Unmarshalling a timestamp to time.Time from JSON in go

Sometimes when working with remote APIs, you will come across dates formatted as Unix timestamps (an integer number of seconds since the epoch1). Go has a very nice native type for dealing with times, though, and it would be nice to be able to directly unmarshal2 to that type without doing the type conversions later. Fortunately, we can do easily do this by overriding the UnmarshalJSON method.

To do this, we will create a custom type that embeds time.Time:

// UnixTime is our magic type
type UnixTime struct {
	time.Time
}

So far, this creates our own type that can be used just like a time.Time instance – all methods that you can use on time.Time are also available on our UnixTime struct.
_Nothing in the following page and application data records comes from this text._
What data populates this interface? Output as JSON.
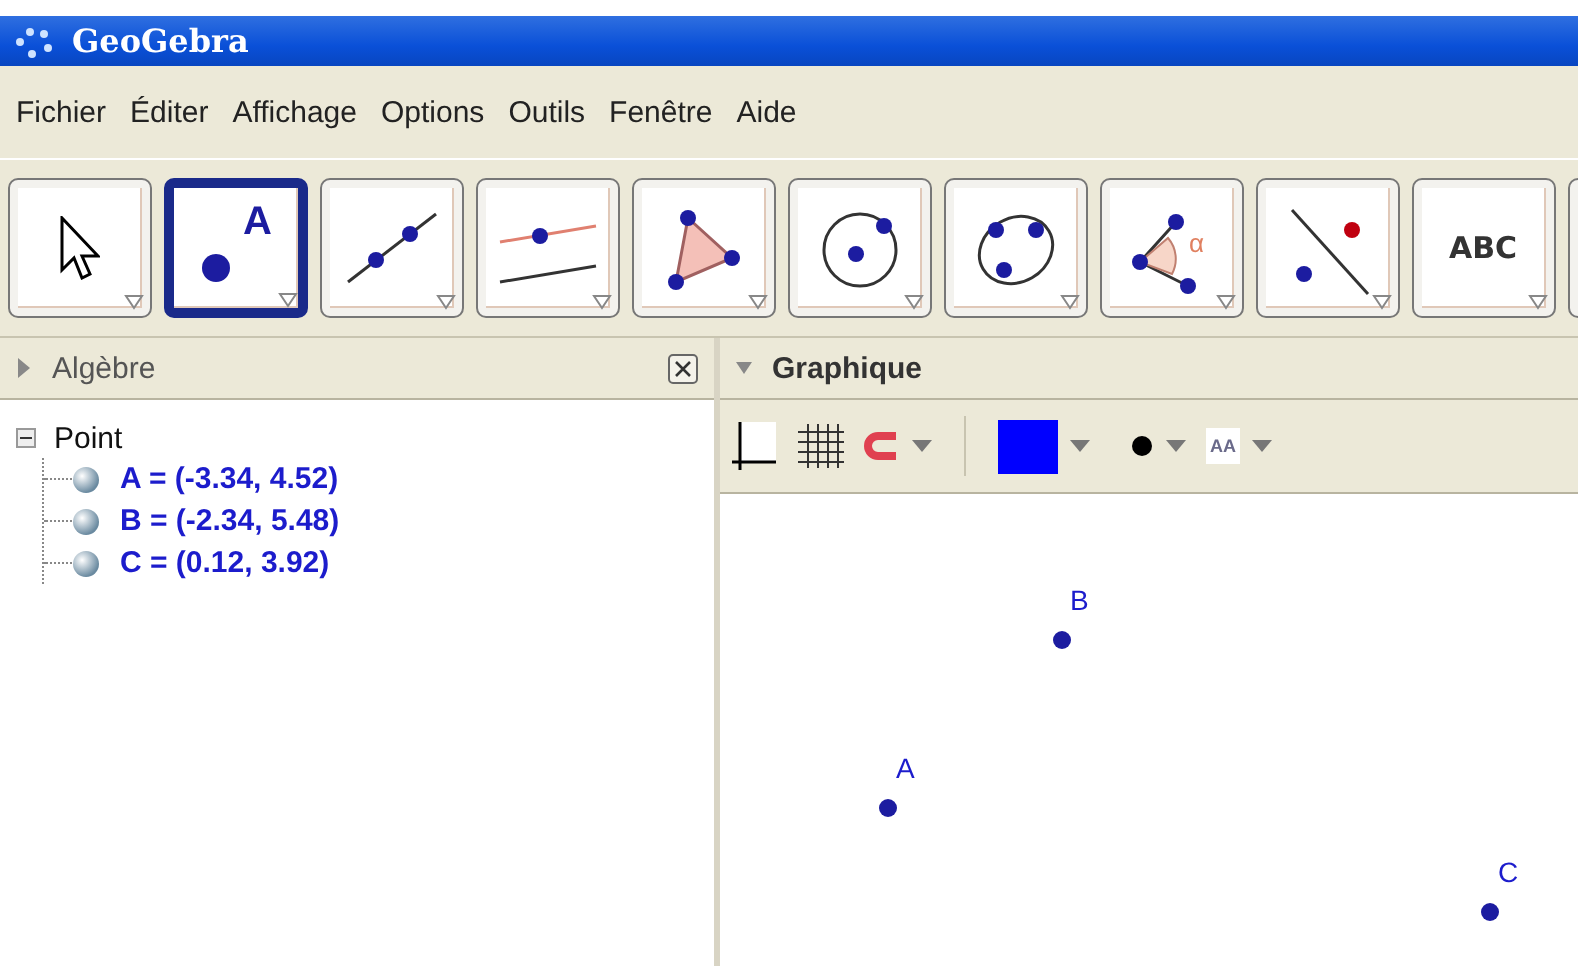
{
  "window": {
    "title": "GeoGebra"
  },
  "menu": [
    "Fichier",
    "Éditer",
    "Affichage",
    "Options",
    "Outils",
    "Fenêtre",
    "Aide"
  ],
  "tools": [
    {
      "kind": "move",
      "selected": false
    },
    {
      "kind": "point",
      "selected": true,
      "label": "A"
    },
    {
      "kind": "line",
      "selected": false
    },
    {
      "kind": "parallel",
      "selected": false
    },
    {
      "kind": "polygon",
      "selected": false
    },
    {
      "kind": "circle",
      "selected": false
    },
    {
      "kind": "conic",
      "selected": false
    },
    {
      "kind": "angle",
      "selected": false,
      "label": "α"
    },
    {
      "kind": "reflect",
      "selected": false
    },
    {
      "kind": "text",
      "selected": false,
      "label": "ABC"
    },
    {
      "kind": "unknown",
      "selected": false
    }
  ],
  "algebra": {
    "title": "Algèbre",
    "expanded": false,
    "groups": [
      {
        "label": "Point",
        "expanded": true,
        "children": [
          {
            "label": "A = (-3.34, 4.52)"
          },
          {
            "label": "B = (-2.34, 5.48)"
          },
          {
            "label": "C = (0.12, 3.92)"
          }
        ]
      }
    ]
  },
  "graphics": {
    "title": "Graphique",
    "expanded": true,
    "style_bar": {
      "color": "#0000ff",
      "text_style": "AA"
    },
    "points": [
      {
        "label": "A"
      },
      {
        "label": "B"
      },
      {
        "label": "C"
      }
    ]
  }
}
To make our UnixTime time work with timestamps, we will need our UnmarshalJSON method:

// UnmarshalJSON is the method that satisfies the Unmarshaller interface
// Note that it uses a pointer receiver. It needs this because it will be modifying the embedded time.Time instance
func (u *UnixTime) UnmarshalJSON(b []byte) error {
	var timestamp int64
	err := json.Unmarshal(b, &timestamp)
	if err != nil {
		return err
	}
	u.Time = time.Unix(timestamp, 0)
	return nil
}

This takes the []byte representation of the integer that was provided (e.g. 638941154), and letting the json package unmarshal it into a temporary variable. We then take that and set our embedded time.Time instance to the value returned from time.Unix3.

To reverse the process, we override the MarshalJSON method:

// MarshalJSON turns our time.Time back into an int
func (u UnixTime) MarshalJSON() ([]byte, error) {
	return []byte(fmt.Sprintf("%d", (u.Time.Unix()))), nil
}

Now you can use UnixTime as a field in your struct in place of time.Time:

type DataRecord struct {
    Name     string
    Birthday UnixTime
}

Complete example:

package main

import (
	"encoding/json"
	"fmt"
	"time"
)

// DataRecord is our base struct
type DataRecord struct {
	Name     string
	Birthday UnixTime
}

// UnixTime is our magic type
type UnixTime struct {
	time.Time
}

// UnmarshalJSON is the method that satisfies the Unmarshaller interface
func (u *UnixTime) UnmarshalJSON(b []byte) error {
	var timestamp int64
	err := json.Unmarshal(b, &timestamp)
	if err != nil {
		return err
	}
	u.Time = time.Unix(timestamp, 0)
	return nil
}

// MarshalJSON turns our time.Time back into an int
func (u UnixTime) MarshalJSON() ([]byte, error) {
	return []byte(fmt.Sprintf("%d", (u.Time.Unix()))), nil
}

var data string = `{"name": "Bob", "birthday": 638941154}`

func main() {
	var ourData DataRecord
	json.Unmarshal([]byte(data), &ourData)
	fmt.Printf("Name:\t\t%s\nBirthday:\t%s\n\n", ourData.Name, ourData.Birthday.Format("January 02, 2006")) // Note that we can still use the Format method from time.Time
	b, _ := json.Marshal(ourData)
	fmt.Printf("And turning our struct back to json:\n\n%s\n", string(b))
}

Output:

Name:           Bob
Birthday:       March 31, 1990

And turning our struct back to json:

{"Name":"Bob","Birthday":638941154}

Try it out on the golang playground.


  1. See The Open Group Base Specifications ↩︎

  2. Note that time.Time does have an UnmarshalJSON method, but it expects the field to be a string in RFC 3339 format. ↩︎

  3. Documentation for time.Unix ↩︎